◆ AIM OF THE TASK: Show all the lines in the data below that include the word "this".

◆ DATASET CONTENT:
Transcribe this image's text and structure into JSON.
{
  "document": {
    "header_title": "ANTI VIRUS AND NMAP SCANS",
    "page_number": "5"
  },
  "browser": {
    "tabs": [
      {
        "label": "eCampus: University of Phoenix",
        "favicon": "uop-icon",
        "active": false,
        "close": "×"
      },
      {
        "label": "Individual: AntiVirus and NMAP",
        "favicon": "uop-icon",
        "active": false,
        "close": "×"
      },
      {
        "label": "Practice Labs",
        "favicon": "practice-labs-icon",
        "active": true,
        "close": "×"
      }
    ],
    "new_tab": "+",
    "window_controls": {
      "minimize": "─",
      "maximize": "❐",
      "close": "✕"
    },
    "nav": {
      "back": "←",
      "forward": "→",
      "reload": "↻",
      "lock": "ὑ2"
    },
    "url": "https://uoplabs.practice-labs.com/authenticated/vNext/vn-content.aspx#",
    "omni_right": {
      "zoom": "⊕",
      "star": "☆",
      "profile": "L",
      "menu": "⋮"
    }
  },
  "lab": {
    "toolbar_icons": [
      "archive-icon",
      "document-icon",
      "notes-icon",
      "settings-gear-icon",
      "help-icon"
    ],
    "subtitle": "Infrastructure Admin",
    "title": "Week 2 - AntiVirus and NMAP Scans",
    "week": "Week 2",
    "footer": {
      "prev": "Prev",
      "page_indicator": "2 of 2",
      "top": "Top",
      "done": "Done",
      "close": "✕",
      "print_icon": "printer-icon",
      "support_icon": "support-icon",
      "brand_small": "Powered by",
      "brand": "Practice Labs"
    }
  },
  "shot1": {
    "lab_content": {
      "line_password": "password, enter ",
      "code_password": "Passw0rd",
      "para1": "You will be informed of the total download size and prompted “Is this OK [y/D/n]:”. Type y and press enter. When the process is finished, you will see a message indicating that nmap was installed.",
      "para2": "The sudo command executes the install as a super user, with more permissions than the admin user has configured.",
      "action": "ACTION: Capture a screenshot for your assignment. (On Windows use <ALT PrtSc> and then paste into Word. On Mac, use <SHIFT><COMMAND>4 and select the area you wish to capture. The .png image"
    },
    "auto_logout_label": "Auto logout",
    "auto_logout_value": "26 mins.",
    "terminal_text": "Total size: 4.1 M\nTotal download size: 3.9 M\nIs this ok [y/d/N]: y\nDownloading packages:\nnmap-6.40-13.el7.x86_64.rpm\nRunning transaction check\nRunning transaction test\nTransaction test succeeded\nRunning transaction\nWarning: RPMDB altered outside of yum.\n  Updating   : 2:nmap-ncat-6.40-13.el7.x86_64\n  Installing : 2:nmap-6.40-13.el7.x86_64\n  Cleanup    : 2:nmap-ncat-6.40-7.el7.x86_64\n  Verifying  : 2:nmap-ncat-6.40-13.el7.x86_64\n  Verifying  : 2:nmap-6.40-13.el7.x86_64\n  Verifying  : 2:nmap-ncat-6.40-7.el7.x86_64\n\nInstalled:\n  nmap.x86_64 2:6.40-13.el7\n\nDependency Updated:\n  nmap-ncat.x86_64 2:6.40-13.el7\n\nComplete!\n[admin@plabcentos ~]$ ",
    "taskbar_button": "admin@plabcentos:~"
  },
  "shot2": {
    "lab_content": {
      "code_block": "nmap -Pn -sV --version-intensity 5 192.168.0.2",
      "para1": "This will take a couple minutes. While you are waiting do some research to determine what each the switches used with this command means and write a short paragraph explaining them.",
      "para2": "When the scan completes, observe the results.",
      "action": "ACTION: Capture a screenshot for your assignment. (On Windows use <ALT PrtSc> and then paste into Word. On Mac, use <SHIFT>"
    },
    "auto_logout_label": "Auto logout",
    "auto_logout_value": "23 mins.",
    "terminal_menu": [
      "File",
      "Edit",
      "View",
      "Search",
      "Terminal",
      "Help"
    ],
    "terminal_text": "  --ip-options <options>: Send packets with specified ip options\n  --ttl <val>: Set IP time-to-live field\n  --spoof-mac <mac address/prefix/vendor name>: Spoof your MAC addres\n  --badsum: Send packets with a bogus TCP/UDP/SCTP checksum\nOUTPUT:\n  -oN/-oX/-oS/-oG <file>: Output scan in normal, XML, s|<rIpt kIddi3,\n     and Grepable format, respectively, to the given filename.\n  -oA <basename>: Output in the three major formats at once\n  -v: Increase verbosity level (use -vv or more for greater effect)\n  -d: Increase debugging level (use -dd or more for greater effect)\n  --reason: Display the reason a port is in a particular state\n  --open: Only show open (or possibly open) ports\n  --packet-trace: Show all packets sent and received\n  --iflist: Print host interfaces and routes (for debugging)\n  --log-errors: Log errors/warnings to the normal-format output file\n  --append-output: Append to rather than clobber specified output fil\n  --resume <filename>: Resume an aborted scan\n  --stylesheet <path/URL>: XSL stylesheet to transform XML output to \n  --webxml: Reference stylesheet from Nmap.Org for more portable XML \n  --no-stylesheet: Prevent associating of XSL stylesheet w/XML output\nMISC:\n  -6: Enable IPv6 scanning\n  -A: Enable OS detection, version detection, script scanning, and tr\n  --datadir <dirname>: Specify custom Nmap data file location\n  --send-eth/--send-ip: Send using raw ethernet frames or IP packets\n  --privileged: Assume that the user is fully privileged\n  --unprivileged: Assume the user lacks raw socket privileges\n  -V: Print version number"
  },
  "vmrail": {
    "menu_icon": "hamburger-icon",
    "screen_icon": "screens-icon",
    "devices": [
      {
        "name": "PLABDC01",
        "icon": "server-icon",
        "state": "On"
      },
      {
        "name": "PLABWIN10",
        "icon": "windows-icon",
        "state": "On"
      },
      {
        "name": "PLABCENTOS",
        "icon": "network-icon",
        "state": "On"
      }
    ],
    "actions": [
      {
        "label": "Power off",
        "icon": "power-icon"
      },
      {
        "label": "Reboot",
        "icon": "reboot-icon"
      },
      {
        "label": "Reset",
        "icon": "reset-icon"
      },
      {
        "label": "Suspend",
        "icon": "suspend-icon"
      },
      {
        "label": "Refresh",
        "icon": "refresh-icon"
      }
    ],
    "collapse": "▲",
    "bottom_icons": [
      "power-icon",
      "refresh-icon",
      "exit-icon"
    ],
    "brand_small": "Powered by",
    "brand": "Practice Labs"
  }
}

◆ TASK SOLUTION:
Transcribe this image's text and structure into JSON.
      "para1": "You will be informed of the total download size and prompted “Is this OK [y/D/n]:”. Type y and press enter. When the process is finished, you will see a message indicating that nmap was installed.",
    "terminal_text": "Total size: 4.1 M\nTotal download size: 3.9 M\nIs this ok [y/d/N]: y\nDownloading packages:\nnmap-6.40-13.el7.x86_64.rpm\nRunning transaction check\nRunning transaction test\nTransaction test succeeded\nRunning transaction\nWarning: RPMDB altered outside of yum.\n  Updating   : 2:nmap-ncat-6.40-13.el7.x86_64\n  Installing : 2:nmap-6.40-13.el7.x86_64\n  Cleanup    : 2:nmap-ncat-6.40-7.el7.x86_64\n  Verifying  : 2:nmap-ncat-6.40-13.el7.x86_64\n  Verifying  : 2:nmap-6.40-13.el7.x86_64\n  Verifying  : 2:nmap-ncat-6.40-7.el7.x86_64\n\nInstalled:\n  nmap.x86_64 2:6.40-13.el7\n\nDependency Updated:\n  nmap-ncat.x86_64 2:6.40-13.el7\n\nComplete!\n[admin@plabcentos ~]$ ",
      "para1": "This will take a couple minutes. While you are waiting do some research to determine what each the switches used with this command means and write a short paragraph explaining them.",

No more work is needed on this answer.